Electric Blue Stripes
Electric Blue Stripes
Hibiscus Leaves Pattern
Hibiscus Leaves Pattern
Indian Spot-Billed Duck Feathers Pattern
Mallard Feathers Pattern
Mallard Feathers Pattern
Chilean Flamingo Feathers Pattern
Chilean Flamingo Feathers Pattern
Red-Breasted Goose Pattern
Red-Breasted Goose Pattern
Water Lily Stripes
Water Lily Stripes
Wood Duck Patterns
Wood Duck Patterns
Yellow Mum Stripes
Yellow Mum Stripes
Young Flamingo Feathers Pattern 01
Young Flamingo Feathers Pattern 01
Young Flamingo Feathers Pattern 02
Young Flamingo Feathers Pattern 02

I used an extra step on the following pattern, which involved making a block of tiles, then copying a strip off the edge and adding it to both sides to extend part of the pattern.

Caribbean Flamingo Feathers
Caribbean Flamingo Feathers Pattern

Here's the turkey feathers pattern I eventually created.

Turkey Feathers Pattern
Turkey Feathers Pattern


Related GIMP Articles


How to Make a Hexagonal Pattern
How to Make a Pinwheel Pattern
 

4 comments:

  1. Beautiful! is this what they would call a repeating pattern?

    ReplyDelete
  2. Yes, these are all repeating patterns. As you can see, there are many different ways to create them. It's lots of fun to experiment.

    ReplyDelete
  3. thank you so much for those pattern tutorials, so imaginative, love it! :)
    NathL from France
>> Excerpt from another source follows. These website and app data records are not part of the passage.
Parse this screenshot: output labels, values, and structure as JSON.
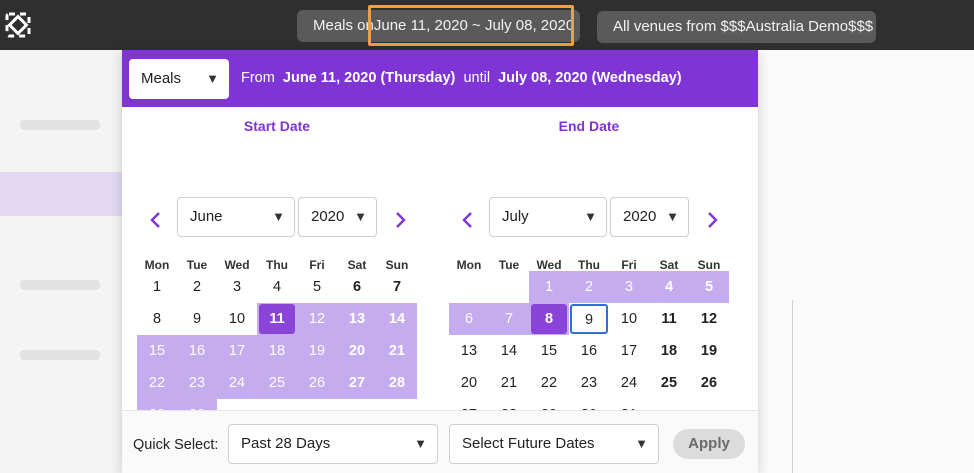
{
  "topbar": {
    "meals_prefix": "Meals on",
    "date_range": "June 11, 2020 ~ July 08, 2020",
    "venue_label": "All venues from $$$Australia Demo$$$"
  },
  "popup": {
    "type_select": "Meals",
    "from_label": "From",
    "from_date": "June 11, 2020 (Thursday)",
    "until_label": "until",
    "until_date": "July 08, 2020 (Wednesday)",
    "weekdays": [
      "Mon",
      "Tue",
      "Wed",
      "Thu",
      "Fri",
      "Sat",
      "Sun"
    ],
    "start": {
      "title": "Start Date",
      "month": "June",
      "year": "2020"
    },
    "end": {
      "title": "End Date",
      "month": "July",
      "year": "2020"
    },
    "footer": {
      "quick_select_label": "Quick Select:",
      "quick_select_value": "Past 28 Days",
      "future_select_value": "Select Future Dates",
      "apply_label": "Apply"
    }
  },
  "icons": {
    "prev": "chevron-left-icon",
    "next": "chevron-right-icon",
    "dropdown": "chevron-down-icon"
  },
  "colors": {
    "accent": "#7f34d6",
    "range": "#c4acee",
    "endpoint": "#8a45d8",
    "today_border": "#2f6fd6",
    "highlight": "#f0a040"
  }
}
    ReplyDelete
  4. I'm glad you enjoyed them. :)

    ReplyDelete